    The end cap question came up a while ago and I think everyone agreed they had bought them and not found them useful! Do be careful cutting the fibreglass rods though as tiny fibres come loose and get into your skin - really painful and impossible to get out as you can't see them! Wrap the rod in tape where you want to cut and use a hacksaw or secateurs to cut.

    If the windows are right next to each other then using the same road spacing looks better....but can be time consuming to calculate. If the windows are further apart then slight differences in spacing will not be noticeable.

    China cord guides can be used, but I find the metal screw eyelets just as effective and cheaper.

    Romans and blackout is a subject all of its own and has come up many times - if you do a quick search on 'blackout' in the Romans section you can read all the various discussions and tips that have come up and hopefully decide which route you want to take.

    If you are ordering quite a few different items for your blinds a specialised supplier could be just as price effective - take a look at Colly Brook Fine Furnishings (one of our members here) or somewhere like Merrick & Day who both stock good quality components and sell in retail quantities.

    sigpic Simply Sewing


    • #3
      Thank you very much, Louise. What a wonderful resource this forum and website is. I'm so grateful!
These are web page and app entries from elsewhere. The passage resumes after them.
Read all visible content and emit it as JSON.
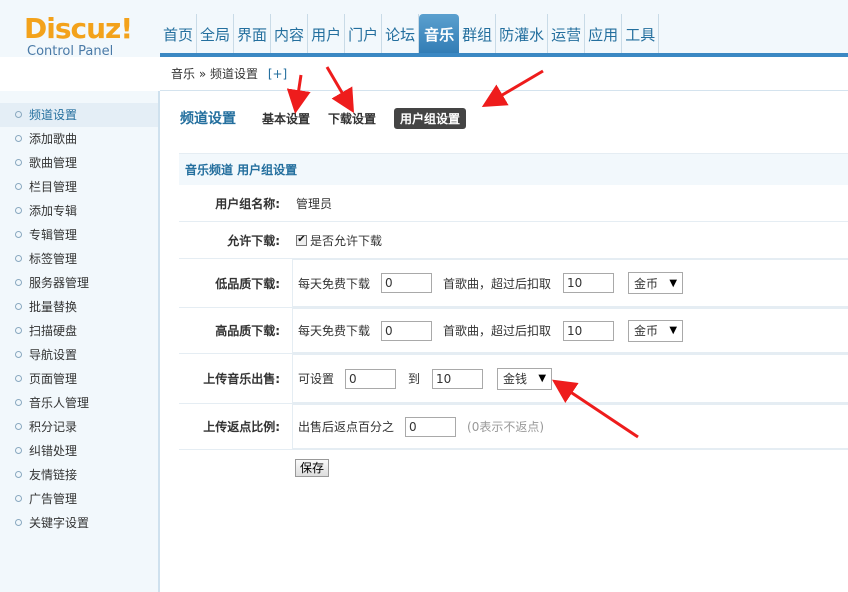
{
  "logo": {
    "main": "Discuz",
    "bang": "!",
    "sub": "Control Panel"
  },
  "nav": {
    "items": [
      "首页",
      "全局",
      "界面",
      "内容",
      "用户",
      "门户",
      "论坛",
      "音乐",
      "群组",
      "防灌水",
      "运营",
      "应用",
      "工具"
    ],
    "active_index": 7
  },
  "breadcrumb": {
    "path": "音乐 » 频道设置",
    "plus": "[+]"
  },
  "sidebar": {
    "items": [
      "频道设置",
      "添加歌曲",
      "歌曲管理",
      "栏目管理",
      "添加专辑",
      "专辑管理",
      "标签管理",
      "服务器管理",
      "批量替换",
      "扫描硬盘",
      "导航设置",
      "页面管理",
      "音乐人管理",
      "积分记录",
      "纠错处理",
      "友情链接",
      "广告管理",
      "关键字设置"
    ],
    "active_index": 0
  },
  "tabs": {
    "title": "频道设置",
    "basic": "基本设置",
    "download": "下载设置",
    "usergroup": "用户组设置"
  },
  "section": {
    "title": "音乐频道 用户组设置"
  },
  "form": {
    "group_name": {
      "label": "用户组名称:",
      "value": "管理员"
    },
    "allow_download": {
      "label": "允许下载:",
      "checkbox_label": "是否允许下载",
      "checked": true,
      "check_mark": "✔"
    },
    "low_quality": {
      "label": "低品质下载:",
      "prefix": "每天免费下载",
      "free_count": "0",
      "middle": "首歌曲，超过后扣取",
      "cost": "10",
      "currency": "金币"
    },
    "high_quality": {
      "label": "高品质下载:",
      "prefix": "每天免费下载",
      "free_count": "0",
      "middle": "首歌曲，超过后扣取",
      "cost": "10",
      "currency": "金币"
    },
    "upload_sale": {
      "label": "上传音乐出售:",
      "prefix": "可设置",
      "min": "0",
      "to": "到",
      "max": "10",
      "currency": "金钱"
    },
    "upload_rebate": {
      "label": "上传返点比例:",
      "prefix": "出售后返点百分之",
      "value": "0",
      "hint": "(0表示不返点)"
    },
    "save_label": "保存"
  },
  "colors": {
    "accent": "#246f9e",
    "logo": "#f3a21b",
    "annotation": "#ee1c1c"
  }
}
      • #4
        Hi Amanda,
        As your blinds are to made from a heavy linen and you are also going to blackout line them, I think it would be best to use a 9mm dowel in the rod pockets as the are sturdier than the fibreglass rods. Personally I would only use a small rod usually perspex on a very light weight or sheer fabric. With regards to the blackout lining, this is best placed inside the blind and then lined as usual. If you are interlining your blinds, then the blackout lining is set between the interlining and the lining. Make the rod pockets seperately and stich through to the right side at intervals along the width of the blind. You will always get some pricks of light which show through slightly, you can minimise this by making sure that your stiching is kept small and neat or use a satin stitch on the machine. Hope that this helps.


        • #5
          I have always found that fibreglass rods are plenty sturdy enough, and being only 4mm are neater than dowels.
          Kind regards
          Pen Harrison
          Colly Brook Fine Furnishings


          • #6
            I agree with Pen, I stopped using wooden dowling a long time ago, they have a tendancy to bow over time. If I need something a bit more sturdy then I use aluminium rods.
            Kindest Regards


            Denton Drapes


            • #7
              Sorry Christine, I also agree with Pen. Having done many 3m drop romans (mine) I initially used dowels, but with the odd careless handling, they snapped in places. After redoing them the 'Decozo" way, I used 4mm fibreglass rods.....Perfect! and I had no problem with them weight bearing such a huge drop.


              • #8
                I too have used the 4mm rods with wide romans. I think as long as you create a nice narrow pocket (I stitch mine at 1cm wide) that keeps the rod in place, and make sure you have enough cord drops, they are fine. I have never had any customers mention that their blinds sag.

                sigpic Simply Sewing


                • #9
                  The only blind I made that that sagged was sons. The cats climbed up it courtesy of the wooden dowels and snapped them. Fibreglass rods and aluminium weight bar for me, I think it looks much neater.